III. RiskAdjusted Models
A. The CAPM: The capital asset pricing model provides a simple and intuitive measure for measuring performance. It compares the actual returns made by a portfolio manager with the returns he should have made, given both market performance during the period and the beta of the portfolio created by the manager.
Abnormal Return = Actual Return  Expected Return
> 0: Outperformed
< 0: Underperformed
where,
Actual Return = Returns on the portfolio (including dividends)
Expected Return = Riskfree rate at the start of the period + Beta of portfolio * (Actual return on market during the period  Riskfree Rate)
This abnormal return is called Jensen's Alpha.

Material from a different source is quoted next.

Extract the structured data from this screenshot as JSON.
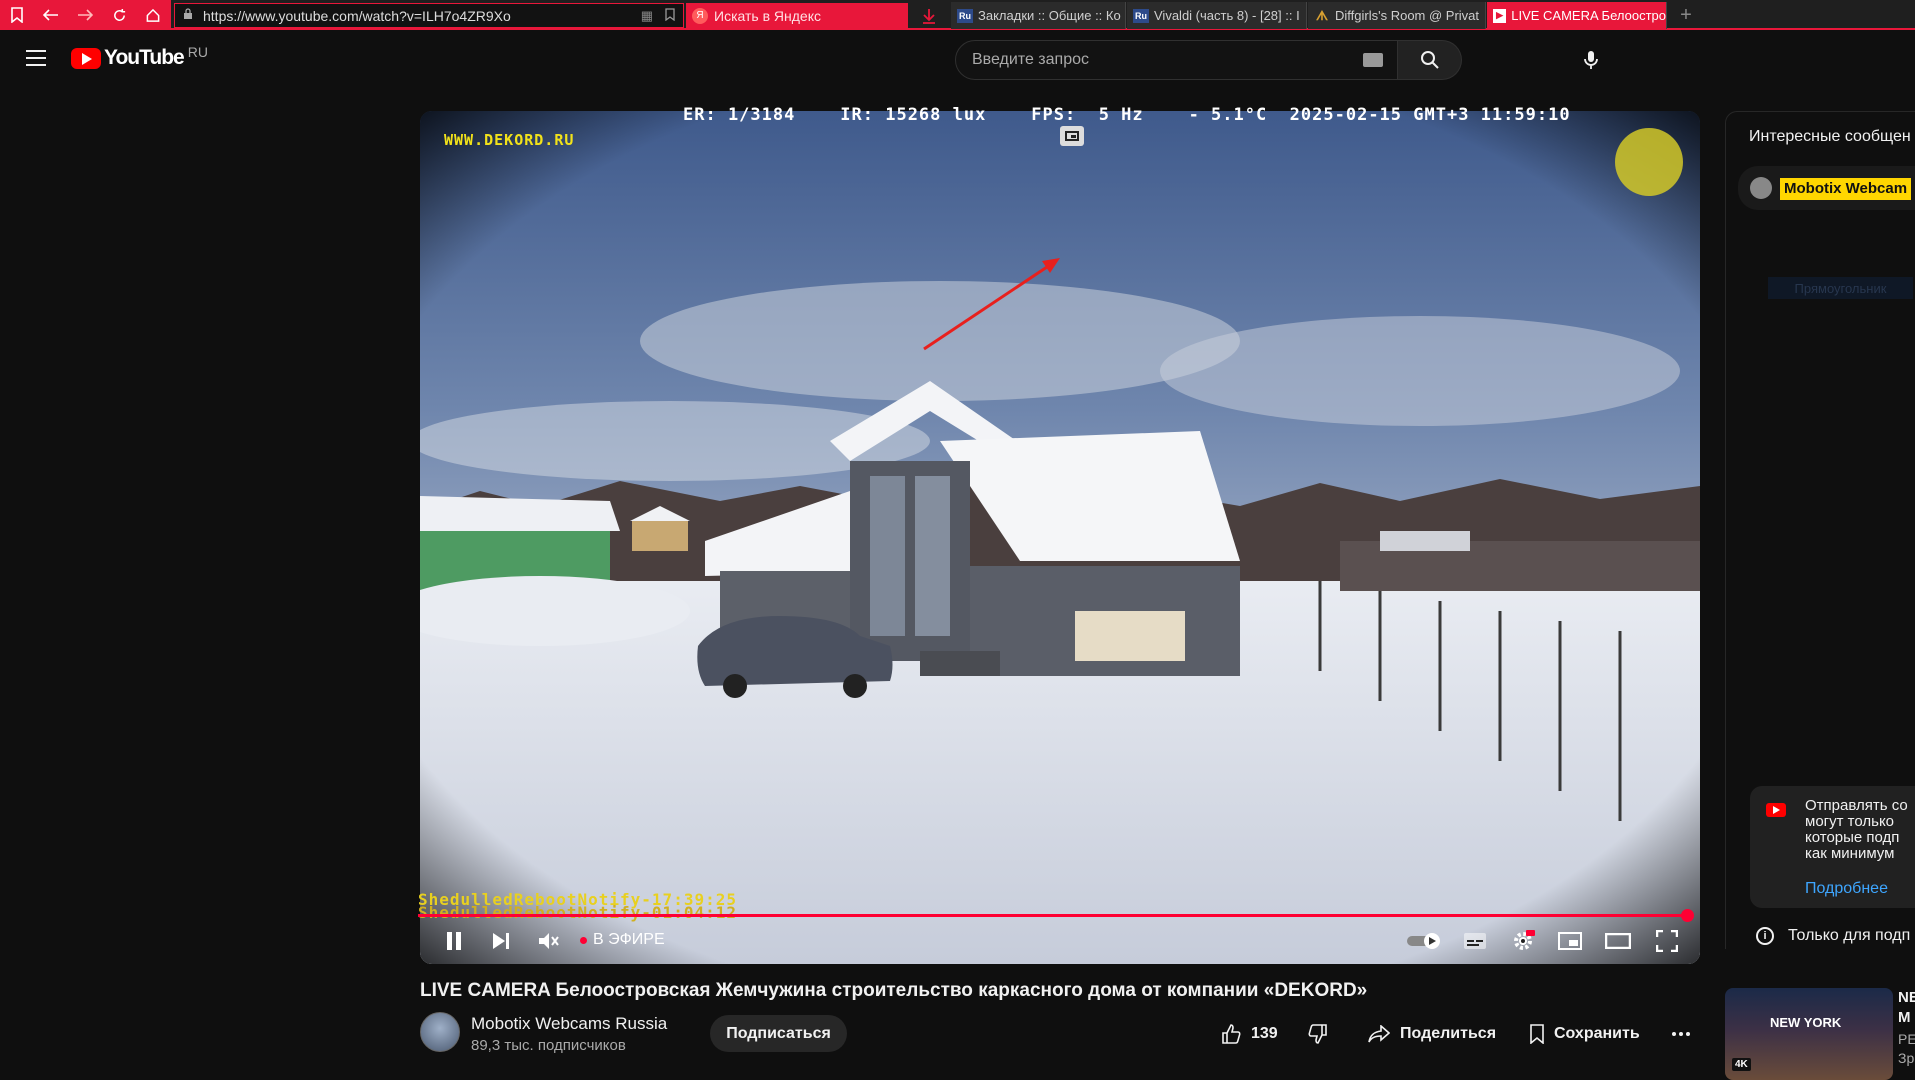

It can also be computed by regressing the returns on the portfolio against a market index, and then comparing the intercept to Rf (1 Beta).
Variants: Define Rp to be the return on the portfolio and Rm to be the return on the market.
Treynor Index = (Rp  Rf)/ Beta of the portfolio
> (Rm  Rf) : Outperformed
< (Rm  Rf) : Underperformed
Sharpe Index = (Rp  Rf)/ Variance of the portfolio
> (Rm  Rf)/sm : Outperformed
< (Rm  Rf)/sm : Underperformed
Information Ratio = Jensenís alpha / Unsystematic Risk
> 0: Outperformed the market
< 0 : Underperformed
Performance Attribtion
This analysis can be carried one step forward, and the overall performance of a money manager can be decomposed into ìmarket timingî and ìsecurity selectionî components.
In some cases, better estimates of market timing can be obtained by fitting a quadratic curve to actual returns.
where c is a measure of the market timing ability of a fund (money manager).
B. The APT: The arbitrage pricing theory defines the expected return in terms of statistical factors (instead of just the market as in the CAPM). A beta is defined relative to each factor.
C. MultiIndex Models: Multiindex models allow the performance evaluator to bring in economic factors that may influence expected returns.
* Window Dressing and other Phenomena that cloud measurement
1. Marking up the merchandise (thinly traded stocks)
2. Tricking the technicians (stocks with breakout points)
3. Playing catch up (Buying hot stocks just before evaluation)
4. Dumping the losers just before evaluation